[App and web page records]
---+---
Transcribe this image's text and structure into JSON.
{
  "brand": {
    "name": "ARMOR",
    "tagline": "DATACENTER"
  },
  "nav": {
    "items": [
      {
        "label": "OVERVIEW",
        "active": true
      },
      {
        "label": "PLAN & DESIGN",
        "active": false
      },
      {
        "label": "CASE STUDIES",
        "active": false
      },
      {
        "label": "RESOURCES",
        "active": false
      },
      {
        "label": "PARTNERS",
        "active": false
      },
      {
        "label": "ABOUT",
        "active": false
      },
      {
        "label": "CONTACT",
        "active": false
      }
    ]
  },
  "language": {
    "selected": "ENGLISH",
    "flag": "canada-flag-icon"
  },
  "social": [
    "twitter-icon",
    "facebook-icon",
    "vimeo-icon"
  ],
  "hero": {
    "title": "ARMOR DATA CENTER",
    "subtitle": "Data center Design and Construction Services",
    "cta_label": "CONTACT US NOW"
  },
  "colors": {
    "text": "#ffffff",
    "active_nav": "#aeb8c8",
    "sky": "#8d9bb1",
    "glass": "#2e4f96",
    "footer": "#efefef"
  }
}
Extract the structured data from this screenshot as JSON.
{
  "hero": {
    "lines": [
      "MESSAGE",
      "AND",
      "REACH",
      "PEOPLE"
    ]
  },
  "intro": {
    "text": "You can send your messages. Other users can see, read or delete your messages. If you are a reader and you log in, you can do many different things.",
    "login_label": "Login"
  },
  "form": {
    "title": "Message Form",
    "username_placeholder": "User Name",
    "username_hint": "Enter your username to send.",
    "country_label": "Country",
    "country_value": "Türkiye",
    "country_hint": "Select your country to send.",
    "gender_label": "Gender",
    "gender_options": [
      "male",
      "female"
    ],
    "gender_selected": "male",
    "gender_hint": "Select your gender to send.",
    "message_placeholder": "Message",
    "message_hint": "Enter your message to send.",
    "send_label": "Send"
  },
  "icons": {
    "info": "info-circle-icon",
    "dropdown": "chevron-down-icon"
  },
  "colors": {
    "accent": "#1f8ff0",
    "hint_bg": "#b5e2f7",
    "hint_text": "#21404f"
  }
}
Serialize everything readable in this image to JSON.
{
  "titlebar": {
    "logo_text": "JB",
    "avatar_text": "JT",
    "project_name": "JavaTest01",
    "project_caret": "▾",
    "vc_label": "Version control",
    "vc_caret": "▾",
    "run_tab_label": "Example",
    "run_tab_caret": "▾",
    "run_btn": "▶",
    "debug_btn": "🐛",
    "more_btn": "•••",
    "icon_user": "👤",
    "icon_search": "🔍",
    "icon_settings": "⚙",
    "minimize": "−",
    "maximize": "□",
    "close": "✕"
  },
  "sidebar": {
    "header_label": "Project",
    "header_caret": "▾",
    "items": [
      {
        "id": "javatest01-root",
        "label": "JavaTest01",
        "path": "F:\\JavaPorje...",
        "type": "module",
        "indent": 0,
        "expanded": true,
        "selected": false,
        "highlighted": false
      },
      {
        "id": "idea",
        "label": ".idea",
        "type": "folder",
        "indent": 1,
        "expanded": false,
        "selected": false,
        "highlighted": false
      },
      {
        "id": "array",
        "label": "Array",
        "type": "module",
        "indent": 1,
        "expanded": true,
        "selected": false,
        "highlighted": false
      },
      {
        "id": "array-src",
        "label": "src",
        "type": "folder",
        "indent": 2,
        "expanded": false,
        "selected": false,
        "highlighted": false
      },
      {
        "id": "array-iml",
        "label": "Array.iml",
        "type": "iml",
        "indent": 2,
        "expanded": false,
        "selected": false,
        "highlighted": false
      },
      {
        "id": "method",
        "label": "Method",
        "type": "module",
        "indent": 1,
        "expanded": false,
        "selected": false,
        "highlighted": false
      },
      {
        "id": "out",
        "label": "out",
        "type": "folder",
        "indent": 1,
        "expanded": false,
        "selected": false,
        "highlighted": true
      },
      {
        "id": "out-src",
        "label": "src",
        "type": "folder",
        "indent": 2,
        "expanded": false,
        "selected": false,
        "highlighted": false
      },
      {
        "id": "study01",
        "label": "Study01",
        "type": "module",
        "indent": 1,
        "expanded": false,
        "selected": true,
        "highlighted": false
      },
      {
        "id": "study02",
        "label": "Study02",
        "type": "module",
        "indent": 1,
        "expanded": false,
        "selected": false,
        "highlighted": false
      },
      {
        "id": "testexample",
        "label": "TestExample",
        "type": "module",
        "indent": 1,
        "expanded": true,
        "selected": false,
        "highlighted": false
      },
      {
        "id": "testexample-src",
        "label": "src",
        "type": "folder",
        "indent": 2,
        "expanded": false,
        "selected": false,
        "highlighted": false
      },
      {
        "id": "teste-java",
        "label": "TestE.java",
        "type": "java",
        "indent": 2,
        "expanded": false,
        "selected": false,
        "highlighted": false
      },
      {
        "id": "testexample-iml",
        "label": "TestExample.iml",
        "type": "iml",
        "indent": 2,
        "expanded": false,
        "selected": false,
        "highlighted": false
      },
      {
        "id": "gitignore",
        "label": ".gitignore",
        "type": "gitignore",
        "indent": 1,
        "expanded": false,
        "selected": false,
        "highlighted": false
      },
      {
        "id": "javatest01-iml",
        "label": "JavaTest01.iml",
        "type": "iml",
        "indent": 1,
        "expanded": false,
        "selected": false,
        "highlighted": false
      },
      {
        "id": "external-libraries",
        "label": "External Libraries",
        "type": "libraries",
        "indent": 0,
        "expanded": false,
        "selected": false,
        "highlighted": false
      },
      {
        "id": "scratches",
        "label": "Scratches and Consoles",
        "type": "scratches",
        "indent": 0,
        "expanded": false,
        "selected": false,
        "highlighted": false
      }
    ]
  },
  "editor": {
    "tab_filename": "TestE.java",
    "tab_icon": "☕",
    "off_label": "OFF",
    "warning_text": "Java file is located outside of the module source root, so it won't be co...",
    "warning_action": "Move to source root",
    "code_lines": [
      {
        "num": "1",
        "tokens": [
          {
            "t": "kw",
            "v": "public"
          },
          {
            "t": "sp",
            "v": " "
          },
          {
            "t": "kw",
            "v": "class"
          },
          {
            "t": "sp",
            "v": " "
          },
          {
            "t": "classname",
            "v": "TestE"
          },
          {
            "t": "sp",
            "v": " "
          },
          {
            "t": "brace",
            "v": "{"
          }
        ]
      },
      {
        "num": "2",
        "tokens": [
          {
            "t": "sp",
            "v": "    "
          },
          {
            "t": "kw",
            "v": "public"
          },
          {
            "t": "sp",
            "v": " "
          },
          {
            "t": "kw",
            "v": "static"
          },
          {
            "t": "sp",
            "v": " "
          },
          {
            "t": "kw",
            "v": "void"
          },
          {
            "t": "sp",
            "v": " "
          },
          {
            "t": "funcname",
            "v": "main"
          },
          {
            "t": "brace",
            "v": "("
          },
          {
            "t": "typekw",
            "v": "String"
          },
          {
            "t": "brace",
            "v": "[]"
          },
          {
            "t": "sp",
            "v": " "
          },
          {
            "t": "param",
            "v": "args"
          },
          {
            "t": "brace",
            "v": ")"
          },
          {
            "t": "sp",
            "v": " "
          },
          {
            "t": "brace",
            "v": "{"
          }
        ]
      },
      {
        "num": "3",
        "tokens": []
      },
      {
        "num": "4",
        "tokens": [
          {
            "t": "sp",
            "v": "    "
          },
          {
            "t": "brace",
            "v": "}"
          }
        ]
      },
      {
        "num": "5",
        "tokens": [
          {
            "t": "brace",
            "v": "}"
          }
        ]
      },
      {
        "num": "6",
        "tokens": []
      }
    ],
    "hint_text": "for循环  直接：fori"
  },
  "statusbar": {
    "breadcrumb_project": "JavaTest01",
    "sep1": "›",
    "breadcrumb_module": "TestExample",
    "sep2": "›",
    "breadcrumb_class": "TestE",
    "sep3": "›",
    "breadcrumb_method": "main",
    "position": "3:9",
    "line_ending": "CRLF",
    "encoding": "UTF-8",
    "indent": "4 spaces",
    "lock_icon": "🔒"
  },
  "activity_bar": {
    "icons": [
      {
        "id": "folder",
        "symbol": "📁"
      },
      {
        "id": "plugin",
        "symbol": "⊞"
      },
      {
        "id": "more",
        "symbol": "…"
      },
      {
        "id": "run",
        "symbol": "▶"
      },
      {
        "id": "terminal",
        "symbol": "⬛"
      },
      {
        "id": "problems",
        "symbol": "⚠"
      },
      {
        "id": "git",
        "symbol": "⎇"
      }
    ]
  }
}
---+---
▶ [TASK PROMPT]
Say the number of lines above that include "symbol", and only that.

▶ [ANSWER SECTION]
7